Saved data entries
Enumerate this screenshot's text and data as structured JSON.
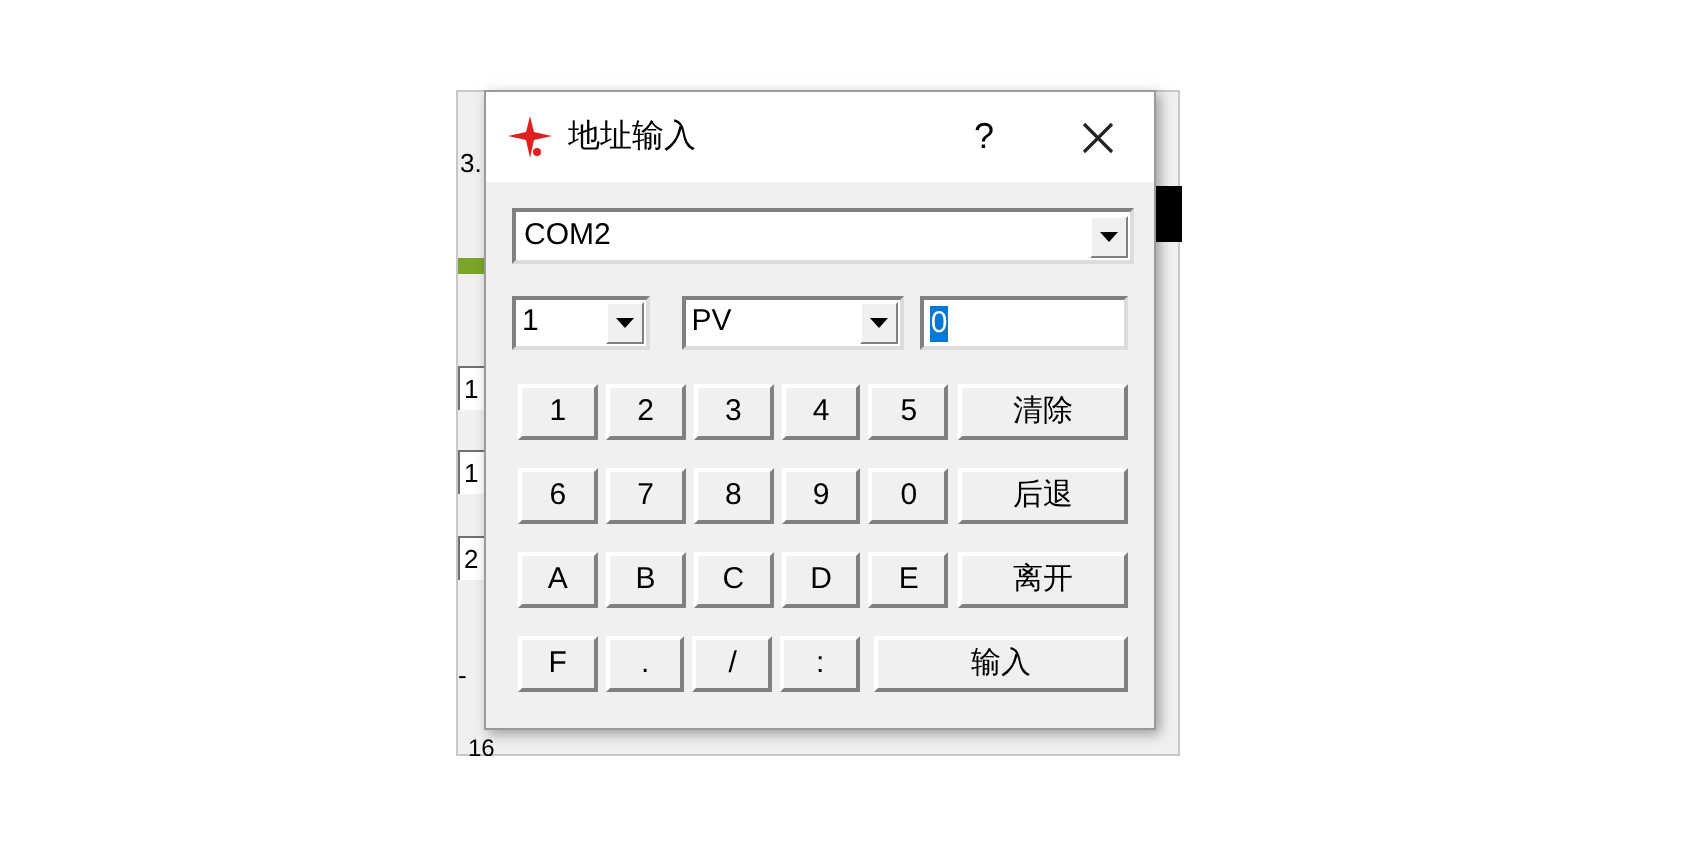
{
  "background_window": {
    "fragments": [
      {
        "text": "3.",
        "kind": "label"
      },
      {
        "text": "1",
        "kind": "field"
      },
      {
        "text": "1",
        "kind": "field"
      },
      {
        "text": "2",
        "kind": "field"
      },
      {
        "text": "-",
        "kind": "label"
      },
      {
        "text": "16",
        "kind": "combo"
      }
    ]
  },
  "dialog": {
    "title": "地址输入",
    "help": "?",
    "port": {
      "value": "COM2"
    },
    "station": {
      "value": "1"
    },
    "register": {
      "value": "PV"
    },
    "address": {
      "value": "0",
      "selected": true
    },
    "key_rows": [
      [
        {
          "label": "1",
          "kind": "small"
        },
        {
          "label": "2",
          "kind": "small"
        },
        {
          "label": "3",
          "kind": "small"
        },
        {
          "label": "4",
          "kind": "small"
        },
        {
          "label": "5",
          "kind": "small"
        },
        {
          "label": "清除",
          "kind": "wide"
        }
      ],
      [
        {
          "label": "6",
          "kind": "small"
        },
        {
          "label": "7",
          "kind": "small"
        },
        {
          "label": "8",
          "kind": "small"
        },
        {
          "label": "9",
          "kind": "small"
        },
        {
          "label": "0",
          "kind": "small"
        },
        {
          "label": "后退",
          "kind": "wide"
        }
      ],
      [
        {
          "label": "A",
          "kind": "small"
        },
        {
          "label": "B",
          "kind": "small"
        },
        {
          "label": "C",
          "kind": "small"
        },
        {
          "label": "D",
          "kind": "small"
        },
        {
          "label": "E",
          "kind": "small"
        },
        {
          "label": "离开",
          "kind": "wide"
        }
      ],
      [
        {
          "label": "F",
          "kind": "small"
        },
        {
          "label": ".",
          "kind": "small"
        },
        {
          "label": "/",
          "kind": "small"
        },
        {
          "label": ":",
          "kind": "small"
        },
        {
          "label": "输入",
          "kind": "widest"
        }
      ]
    ]
  }
}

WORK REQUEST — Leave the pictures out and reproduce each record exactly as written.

RESPONSE TO THE EXERCISE —
Enumerate this screenshot's text and data as structured JSON.
{
  "background_window": {
    "fragments": [
      {
        "text": "3.",
        "kind": "label"
      },
      {
        "text": "1",
        "kind": "field"
      },
      {
        "text": "1",
        "kind": "field"
      },
      {
        "text": "2",
        "kind": "field"
      },
      {
        "text": "-",
        "kind": "label"
      },
      {
        "text": "16",
        "kind": "combo"
      }
    ]
  },
  "dialog": {
    "title": "地址输入",
    "help": "?",
    "port": {
      "value": "COM2"
    },
    "station": {
      "value": "1"
    },
    "register": {
      "value": "PV"
    },
    "address": {
      "value": "0",
      "selected": true
    },
    "key_rows": [
      [
        {
          "label": "1",
          "kind": "small"
        },
        {
          "label": "2",
          "kind": "small"
        },
        {
          "label": "3",
          "kind": "small"
        },
        {
          "label": "4",
          "kind": "small"
        },
        {
          "label": "5",
          "kind": "small"
        },
        {
          "label": "清除",
          "kind": "wide"
        }
      ],
      [
        {
          "label": "6",
          "kind": "small"
        },
        {
          "label": "7",
          "kind": "small"
        },
        {
          "label": "8",
          "kind": "small"
        },
        {
          "label": "9",
          "kind": "small"
        },
        {
          "label": "0",
          "kind": "small"
        },
        {
          "label": "后退",
          "kind": "wide"
        }
      ],
      [
        {
          "label": "A",
          "kind": "small"
        },
        {
          "label": "B",
          "kind": "small"
        },
        {
          "label": "C",
          "kind": "small"
        },
        {
          "label": "D",
          "kind": "small"
        },
        {
          "label": "E",
          "kind": "small"
        },
        {
          "label": "离开",
          "kind": "wide"
        }
      ],
      [
        {
          "label": "F",
          "kind": "small"
        },
        {
          "label": ".",
          "kind": "small"
        },
        {
          "label": "/",
          "kind": "small"
        },
        {
          "label": ":",
          "kind": "small"
        },
        {
          "label": "输入",
          "kind": "widest"
        }
      ]
    ]
  }
}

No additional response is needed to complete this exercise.